November 16, 1955 was the day Pope Pius XII issued his general decree restoring the Liturgy of Holy Week. This was seven years prior to Vatican II, a reform to address one of the strangest aberrations of liturgical history, the celebration of the Holy Thursday, Good Friday, and Holy Saturday rites in the morning. For much of the Church’s history the memorials of the Lord’s Supper, Crucifixion and Resurrection were celebrated at the times they actually happened: Thursday evening, Friday afternoon, and a mid-night vigil between Saturday and Sunday. Possibly because of the Industrial Revolution the observance of these feasts crept forward into the morning hours. The most glaring irregularity of this format was the Holy Saturday liturgy, which prior to 1956 would have been conducted around 9 AM Saturday morning. In this older calendar, Lent ended at noon on Holy Saturday, and many of us of a certain age remember that at the stroke of 12 PM Saturday we could begin to eat our chocolates (and I suspect the saloons did pretty well that afternoon as well.)
I became an altar boy in 1958 and soon became the house master of ceremonies for my parish’s Holy Week events. The Latin liturgy was still the norm, of course, and the ceremonial of the Tridentine rites of Holy Week was a multi-sensual delight of colors, music, sounds (the wooden clapper, for example, replaced the hand bell at the altar), processions, the stripping of the altar on Thursday and the decorating during the Holy Saturday (now Easter Vigil) rites, the veneration at the altar of repose are but a few of the experiences a worshipper of 1960 would recall.
With the reform of the Missal in 1970, the rites of Holy Week were revised extensively. In fact, the term “Holy Week” itself was put to rest and the focus of the week was returned to the more ancient “Triduum” of Holy Thursday, Good Friday, and Easter. I was living in a seminary/friary during the first years of transition, so I did not have a good feel for the liturgical experiences of local parishes at the time. What I saw in my own friary’s observances of the Triduum were rituals with solid historical and theological correctness—in my own language, of course—but milked of what the philosopher Aristotle termed catharsis, a healthy draining of the emotions which was key to the enduring power of the ancient Greek plays. Aristotle believed that catharsis was a key component to health. It began to nag at me that for all of its richness, the Triduum was lacking in one key component: we do not experience the rites, particularly the Vigil, as saving us, making us perpetually healthy.
The Easter Vigil is, according to its own text, the most sacred night of the year. Without the Resurrection we have no future, and indeed would return to the dust as the Ash Wednesday liturgy phrases our fate. It is the ultimate “come to Jesus” moment of the entire Catholic worship cycle.
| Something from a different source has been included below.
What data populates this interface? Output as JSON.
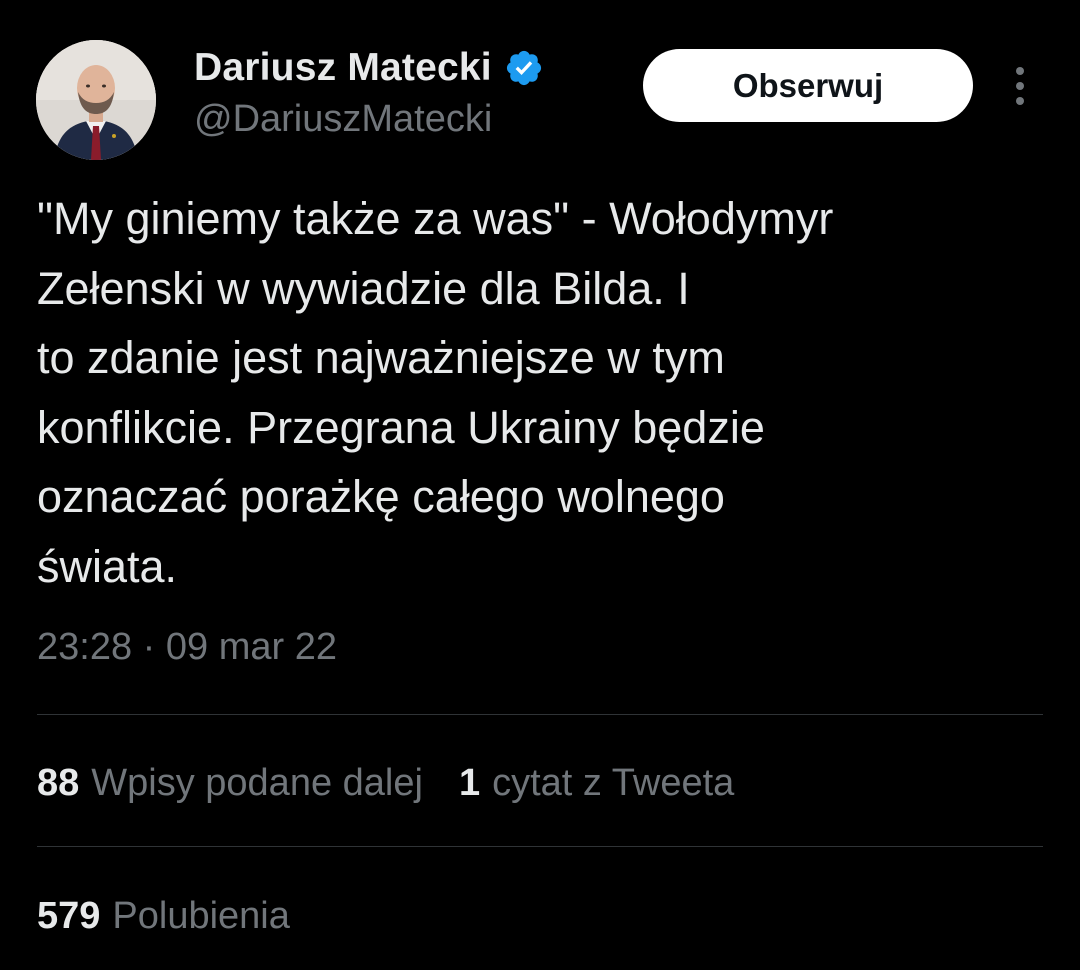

My question, I guess, is whether we are catechizing this event, and by extension the entire Triduum, in appropriate ways. Typically, when I hear mention of the Easter Vigil in any context or see it in popular Catholic print, the term is immediately linked to “catechumens.” This choice of language designates emphasis upon a particular population as opposed to the whole, something like “First Communion Mass” or “Wedding Mass.”
This is consistent with the ground experience as I have known it now for some decades. The ritual itself speaks of participants gathering in darkness, waiting for the Master’s return (Luke 12:35ff). When I walk into my church, I do feel like I am attending a wedding. People rushing back and forth, photos taken in the sanctuary, a lively buzz in the church itself among family and friends of the catechumens. And most curiously, it is the people I don’t see that surprises me: the “regulars,” my friends. The regulars, if you will, attend Mass on Easter Sunday morning. Attendance at my Vigil in general is good but hardly stellar, a strange state of affairs for the holiest night of the Church year.
No one, to my knowledge, is or has recently studied the Easter Vigil from a demographic/sociological vantage point. Nor, for that matter, are we looking at the effectiveness of the catechumenate process as currently practiced, with the great deal of time, money, and personal investment that goes into the year long process and which dominates the Easter Vigil experience.. Do converts through the catechetical process remain members of the Church longer than, say, those baptized at infancy?
This is said not to harp upon the catechumenate process, though its adaptation in different parishes deserves objective scrutiny. The bigger issue is the presently baptized, those who for whatever reason have come to believe that the Easter Vigil offers little for their affective faith life, the absence of healing catharsis. In subtle ways the parish rite can be seen as, if not exclusionary, tangential at best to my soul. If anything, the time and energy if the year-long catechumenate might best be shared with the baptized members—whose needs for such might be equally strong!
My parish baptizes about a dozen persons per year at the Vigil. Last Saturday night my parish announced the deaths of about ten church members, fairly typical in a given week. Those liturgists who look exclusively to the catechumenate as the life of the Church’s future may wish to do better math and start rewriting the theology to include the rank and file.